Just the Tip of the Iceberg
North Dakota Healthcare System Continues to Expand Its Telehealth Services
Author: Pam Malinoski
Telehealth isn’t new to the staff at Altru Health Systems, a nonprofit health system with headquarters in Grand Forks, ND.
“We started doing telemedicine in 2008 so we are very familiar and comfortable with telehealth,” said Jessica Piseno, telemedicine coordinator at Altru. “Prior to the pandemic we had 180 providers using telemedicine. Today, almost all of our 393 Altru providers are using telemedicine and virtual care to reach and care for our patients throughout our service area, which comprises a population of about 225,000 people.”
During COVID, Altru expanded care through virtual connections to patients at home including video visits, message-based eVisits and phone encounters. In addition provider-to-provider consults support rural providers with specialists’ input for care planning, increasing patient safety.
Prepared for COVID-19
“When the pandemic began, we were approached by COVID management to see if we could start inpatient video visits to minimize contact between patients and healthcare workers,” said Jamie Heider, senior systems analyst at Altru. “Since we already had infrastructure in place, it was easy to provide this service. Now, an infection control provider could check on patients from an office and reserve in-person visits for those times when they were truly required. Within three months, we had more than 100 video visit log-ins, which means that much less exposure for our staff.”
For those patients where video visits made sense, a tablet was assigned to that patient upon check-in. When providers come to do rounds, they can scan through patients and arrange video visits with some or all of them, reserving in-person visits for those most in need.
Seeing Expansion Opportunities for Telehealth
“I think the whole COVID situation pushed us to expand our existing telehealth offerings more rapidly,” Piseno reflected. Currently Altru has already started offering related technology in a host of other areas within its healthcare system. Here are some of the most exciting applications:

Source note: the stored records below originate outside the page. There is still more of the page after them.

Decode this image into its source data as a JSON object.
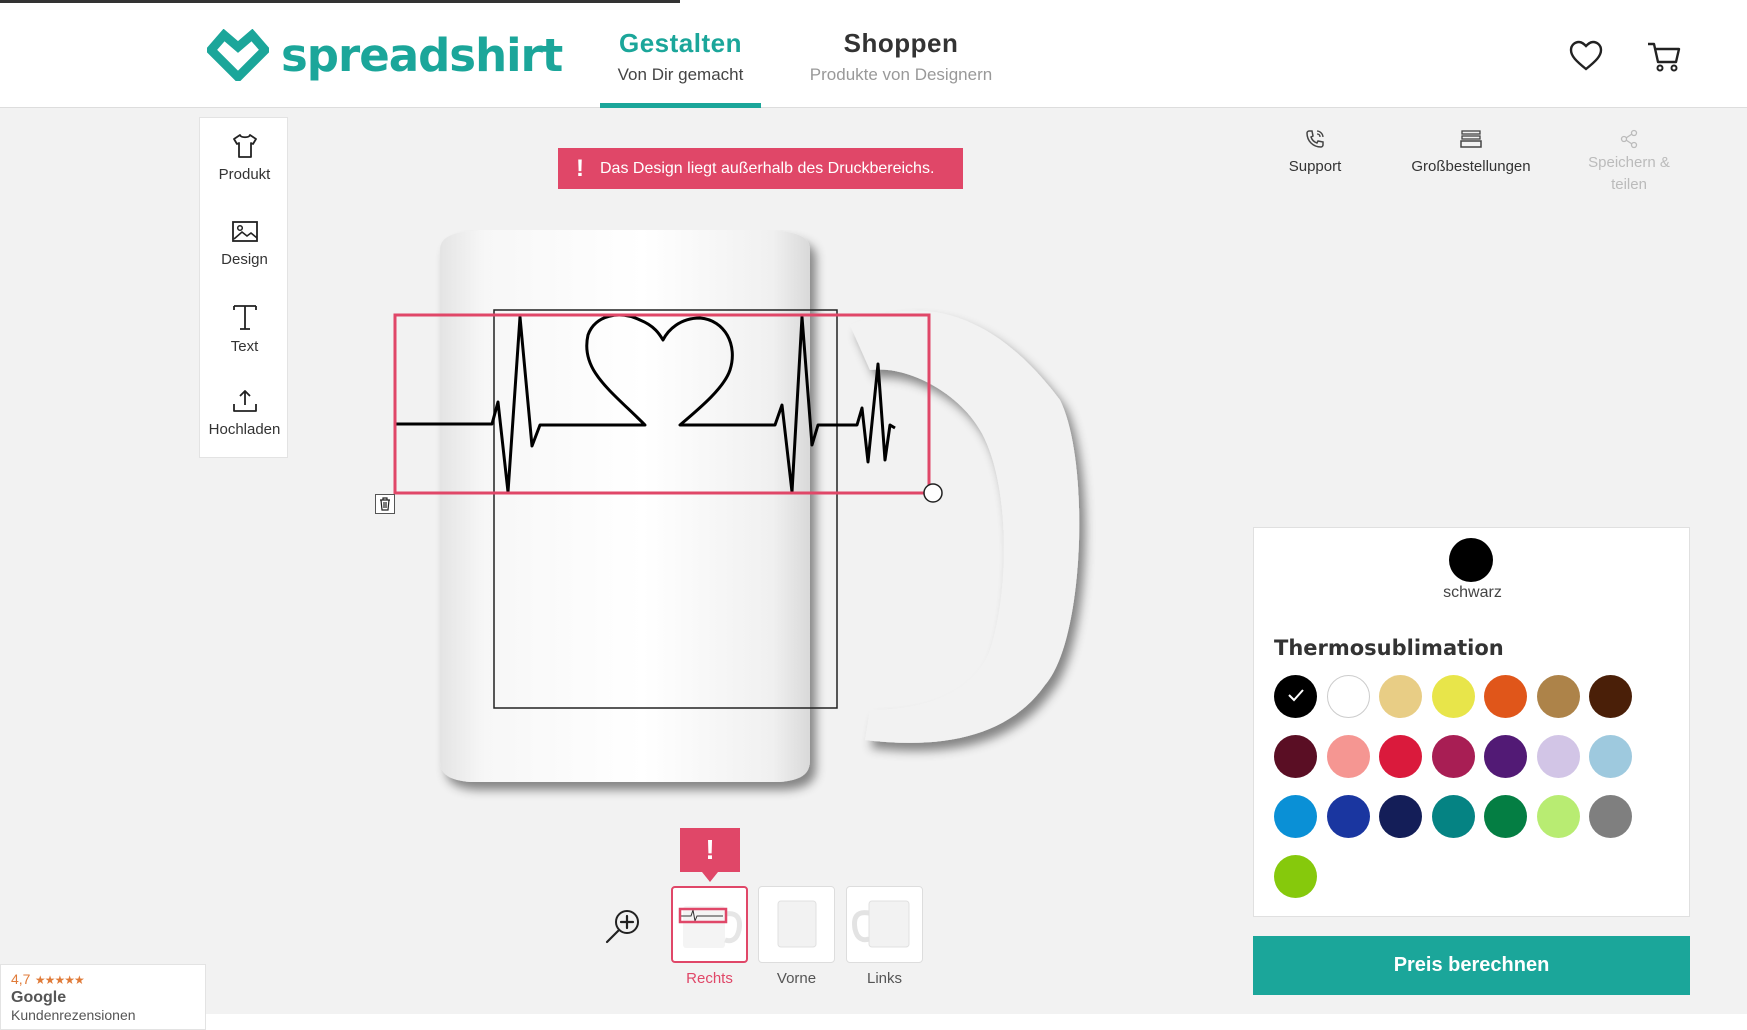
{
  "brand": {
    "name": "spreadshirt",
    "color": "#1ba69a",
    "icon": "heart-diamond-logo-icon"
  },
  "nav": {
    "tabs": [
      {
        "title": "Gestalten",
        "subtitle": "Von Dir gemacht",
        "active": true
      },
      {
        "title": "Shoppen",
        "subtitle": "Produkte von Designern",
        "active": false
      }
    ],
    "icons": [
      "heart-icon",
      "cart-icon"
    ]
  },
  "toolbar": {
    "items": [
      {
        "label": "Produkt",
        "icon": "tshirt-icon"
      },
      {
        "label": "Design",
        "icon": "image-icon"
      },
      {
        "label": "Text",
        "icon": "text-t-icon"
      },
      {
        "label": "Hochladen",
        "icon": "upload-icon"
      }
    ]
  },
  "warning": {
    "text": "Das Design liegt außerhalb des Druckbereichs.",
    "icon": "exclamation-icon",
    "color": "#e04768"
  },
  "actions": [
    {
      "label": "Support",
      "icon": "phone-icon"
    },
    {
      "label": "Großbestellungen",
      "icon": "stack-icon"
    },
    {
      "label": "Speichern &",
      "label2": "teilen",
      "icon": "share-icon",
      "disabled": true
    }
  ],
  "views": {
    "flag": "!",
    "items": [
      {
        "label": "Rechts",
        "active": true
      },
      {
        "label": "Vorne",
        "active": false
      },
      {
        "label": "Links",
        "active": false
      }
    ]
  },
  "colors": {
    "selected": {
      "name": "schwarz",
      "hex": "#000000"
    },
    "group_title": "Thermosublimation",
    "swatches": [
      "#000000",
      "#ffffff",
      "#e8cd85",
      "#e8e54a",
      "#e0561a",
      "#ad8349",
      "#4a1f08",
      "#5a0e24",
      "#f59692",
      "#da1a3c",
      "#a81e54",
      "#521a75",
      "#d2c5e6",
      "#9ec9de",
      "#0a90d6",
      "#1a36a0",
      "#141e58",
      "#058383",
      "#047e43",
      "#b8ec72",
      "#7f7f7f",
      "#86c90c"
    ]
  },
  "cta": {
    "label": "Preis berechnen"
  },
  "badge": {
    "rating": "4,7",
    "stars": "★★★★★",
    "source": "Google",
    "caption": "Kundenrezensionen"
  }
}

- Remote Patient Monitoring: Altru uses Bluetooth technology so its nurses can better monitor COVID patients at home.
- Nursing Homes, Assisted Living Facilities, and Long-Term Care: Altru partners with nursing staff at these facilities who can use peripherals such as electronic wireless stethoscopes, hand cameras, and special lighting tools, which allows a more complete virtual exam.
- Telepharmacy Services: In Altru’s rural service areas, pharmacy technicians can call in and connect with a pharmacist who can verify medications or observe preparation of chemotherapy medications.
- Integrated Data Repository: Altru has its data systems integrated so that any provider or healthcare worker logging into the system can see all patient information in one place, which provides consistency of care. Altru is the regional hub for EMR functionality at 13 small regional hospitals.
- Obstetrics: The pandemic helped introduce telehealth to obstetrics patients who wanted prenatal care from the safety of their homes. Many of these patients live two to three hours away from obstetrical care and travel in dangerous winter conditions to seek care. Virtual connections improve the quality of care and safety for the mom and baby.
Obstetrics: Telehealth in Action
The obstetrics department at Altru had many prenatal patients who took advantage of its telehealth offerings. Here are a few examples:
- One expectant mother lived 2.5 hours away from the clinic. She participated in a MyChart video visit for her prenatal education while sitting in her car at a nearby truck stop parking lot. The stop had the most reliable wifi connection.
- Other patients who were very nervous about coming to the clinic during the initial COVID-19 lock down purchased their own fetal dopplers and blood pressure devices through Altru’s Yorhom Medical Essentials store. They could then use this medical equipment safely from their homes during a MyChart video call with their providers.
- Many prenatal clients live more than an hour away from the clinic and have done the same thing. Telehealth visits are a much more efficient use of patients’ time for a short but important prenatal visit.
The Altru staff plans on continuing to learn and explore other ways that telehealth can improve care and access to its patient population. Altru managers have attended and presented at several conferences sponsored by the Great Plains Telehealth Resource & Assistance Center (gpTRAC). The organization is also a charter member of gpTRAC’s Program Advisory Council (PAC).
“We appreciate the work that gpTRAC is doing; it’s nice to be able to refer others who are just starting out to learn from their resources,” Piseno said. “One of the things I appreciated the most at a past gpTRAC conference was the ability to see different peripheral technologies available that can work with telehealth connections.”